WITH an air of self-assuredness, jovial stage banter and a stage presence that can be hard to come by in the early stages of a career in the music business, SWAY frontman Craig Milroy is one of the most striking things about this immensely talented four piece. As he trades off vocal duties with guitarist Matt Aitchison and swaggers his way through a set onstage, the Johnstone native exudes a confidence that could easily be misconstrued for arrogance by a casual observer but if you take the time to scratch under the surface, this is quickly revealed not to be the case.
As it is for hundreds of people around the world, the act of performance is a cathartic release for Craig Milroy and has been something that has guided him through what has been one of the most tumultous periods of his time on this planet thus far.
In the first of a new series of articles that looks beyond the impersonal interviews thatartists are subjected to in order to give a window into the person that you don’t see onstage or in carefully orchestrated press photos, TTV spoke to Craig about the band’s progression and how creativity helped steady the ship.
From a musical standpoint, 2017 was a year that was typified by massive strides forward for the four ambitious young men from Paisley. With a string of well received gigs and two emphatic singles under their belt, Milroy cast his mind back to pick out a few of the moments that provided them with positive affirmation:
“I think my personal highlight of last year was probably playing your own Tenement trail, it was quite a big moment for myself and the rest of the band. Seeing the likes of The Van T’s and The Vegan leather play it the year previous and finally getting our chance to do it as well was really special as we really look up to the two of them and the festival itself is one we always wanted to do from when we first put the band together. Also even though it’s not 2017, our King Tuts new year revolution gig was a highlight as it was packed with all our really good mates and folk who’ve stuck by the band since we first formed.”
Given all of the strides that they’ve made in the right direction, it’s hard to tell whether the group behind ‘Plane Earth’ and ‘To Be A Man’ could’ve anticipated such a groundswell of support as last year began in earnest. From his own personal perspective, it is just a sign that they’re moving in the right direction:
If I’m to be honest I’m not really sure where I pictured the band to be at the start of this year, as long as we’re gigging and playing music I’m happy but looking at it I’m really proud of how far we’ve came in a short time and think we’re in a good position to get out there and show our music to a wider audience.
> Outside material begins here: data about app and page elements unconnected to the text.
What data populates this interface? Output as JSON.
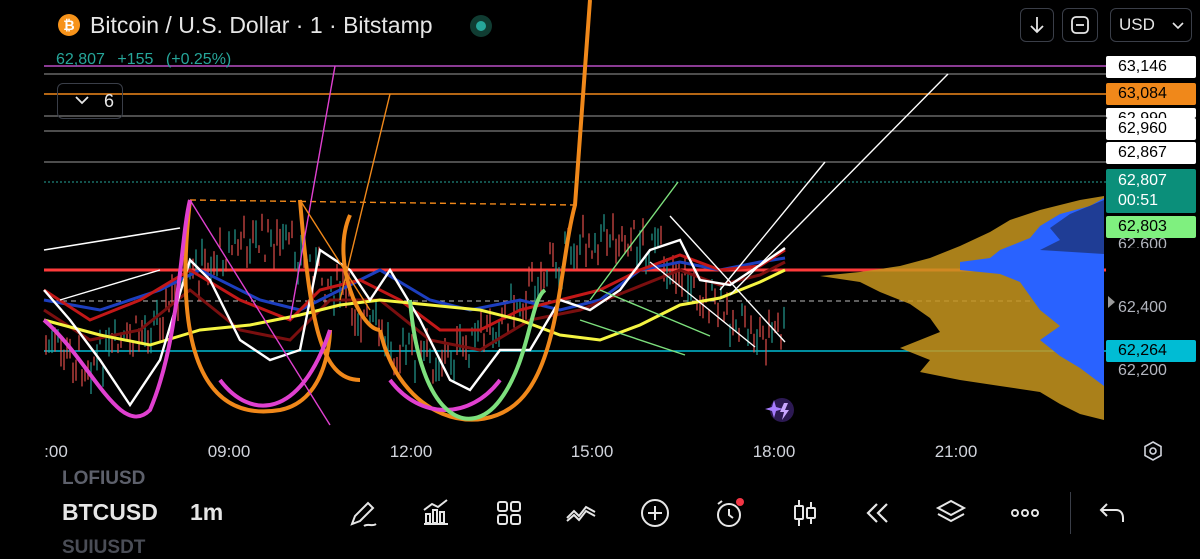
{
  "header": {
    "coin_symbol": "₿",
    "title": "Bitcoin / U.S. Dollar · 1 · Bitstamp",
    "currency": "USD",
    "download_icon": "arrow-down-icon",
    "fullscreen_icon": "fullscreen-icon"
  },
  "quote": {
    "last": "62,807",
    "change": "+155",
    "change_pct": "(+0.25%)"
  },
  "indicators": {
    "collapse_icon": "chevron-down-icon",
    "count": "6"
  },
  "price_labels": {
    "p1": "63,146",
    "p2": "63,084",
    "p3": "62,960",
    "p4": "62,867",
    "p5": "62,807",
    "countdown": "00:51",
    "p6": "62,803",
    "p7": "62,264",
    "hidden_top": "62,990",
    "hidden_62600": "62,600"
  },
  "price_axis": {
    "tick_62400": "62,400",
    "tick_62200": "62,200"
  },
  "time_axis": {
    "t0": ":00",
    "t1": "09:00",
    "t2": "12:00",
    "t3": "15:00",
    "t4": "18:00",
    "t5": "21:00"
  },
  "bottom": {
    "ticker_prev": "LOFIUSD",
    "ticker": "BTCUSD",
    "interval": "1m",
    "ticker_next": "SUIUSDT"
  },
  "toolbar": [
    "pencil-icon",
    "chart-bars-icon",
    "grid-icon",
    "indicator-icon",
    "plus-icon",
    "alarm-clock-icon",
    "candlestick-icon",
    "rewind-icon",
    "layers-icon",
    "more-icon",
    "undo-icon"
  ],
  "colors": {
    "up": "#26a69a",
    "down": "#ef5350",
    "orange": "#f0881a",
    "magenta": "#e040d0",
    "yellow": "#f5f542",
    "red_line": "#ff3b3b",
    "vp_blue": "#2962ff",
    "vp_gold": "#c8961e",
    "cyan_line": "#00bcd4"
  }
}
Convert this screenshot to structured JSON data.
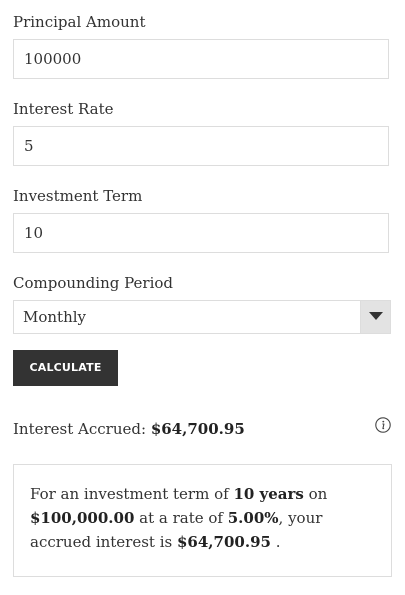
{
  "fields": {
    "principal": {
      "label": "Principal Amount",
      "value": "100000"
    },
    "rate": {
      "label": "Interest Rate",
      "value": "5"
    },
    "term": {
      "label": "Investment Term",
      "value": "10"
    },
    "compounding": {
      "label": "Compounding Period",
      "selected": "Monthly"
    }
  },
  "button": {
    "label": "CALCULATE"
  },
  "result": {
    "label": "Interest Accrued:",
    "amount": "$64,700.95"
  },
  "summary": {
    "t1": "For an investment term of ",
    "term": "10 years",
    "t2": " on ",
    "principal": "$100,000.00",
    "t3": " at a rate of ",
    "rate": "5.00%",
    "t4": ", your accrued interest is ",
    "interest": "$64,700.95",
    "t5": " ."
  },
  "icons": {
    "select_arrow": "triangle-down-icon",
    "info": "info-icon"
  }
}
As touched upon previously, 2017 was a period of great upheaval in his life that made it increasingly difficult to prioritise the band when everything else was spiralling out of hand. Luckily, the thrill of performing live and galvanising a response from the audience was exactly what was needed to turn things around.
“Last year was a really tough one. I was in a really bad car crash that led to me being unemployed for a long period of time and having to battle mental health problems. Due to the situation I was in, I just became drained and lost all motivation. I no longer wanted to write music or play in the band anymore, I didn’t want to do anything anymore, it was such a horrible way to feel. Thankfully after getting support from some really good friends I started to turn it around, I think it was actually after our set at Tenement trail and seeing the crowds reaction that I realised that this is what I want to do, it was like I had a whole new drive for the band to keep gigging.
After his future was thrown into jeopardy, Craig is very much back on track and for those who know him well, it’s genuinely heartwarming to see how far he’s came. Now that he’s triumphed over the worst of it, has it given him a new perspective on not only music but how it coincides with his life as a whole?
“Definitely. It’s given me a whole new appreciation for everything I do now from just working again to being able to get up on a stage and perform our songs in front of folk. In terms of helping with songwriting, I’ve always had a lot to draw from with events that have happened in my past but it’s made me more open now with my writing where I’m more happy to write and talk about these events that have happened rather than shying away from them and pretending they never happened.”
No longer dwelling on the trials and tribulations of the past, 2018 is looking as though it has the potential to be a seismic year for the SWAY boys and performances such as the SAMAS’ Paisley Takeover, an upcoming Manchester show and a set at Stag & Dagger are sure to bring new eyes to their unique fusion of indie, punk and shoegaze. As far what he’d like to get out of the year ahead, it’s clear that developing on all of the plaudits and advice that they’ve received and striving forward as a unit are of the utmost importance.
“I’m hoping so. We’ve been really lucky to be offered some of the gigs we have and I’m hoping we can capitalise on them along with releasing some new tracks over the next few months and get to that wider audience. The hope is to get to that position where we are able to tour the UK and gig all over the country. So I’ve got my fingers crossed that this year is going to work out well. Just getting the chance to play our music to new audience and release some new tracks would be a success for me, anything else is a bonus.
Watch the video for Sway’s breakout single ‘To Be A Man’ below: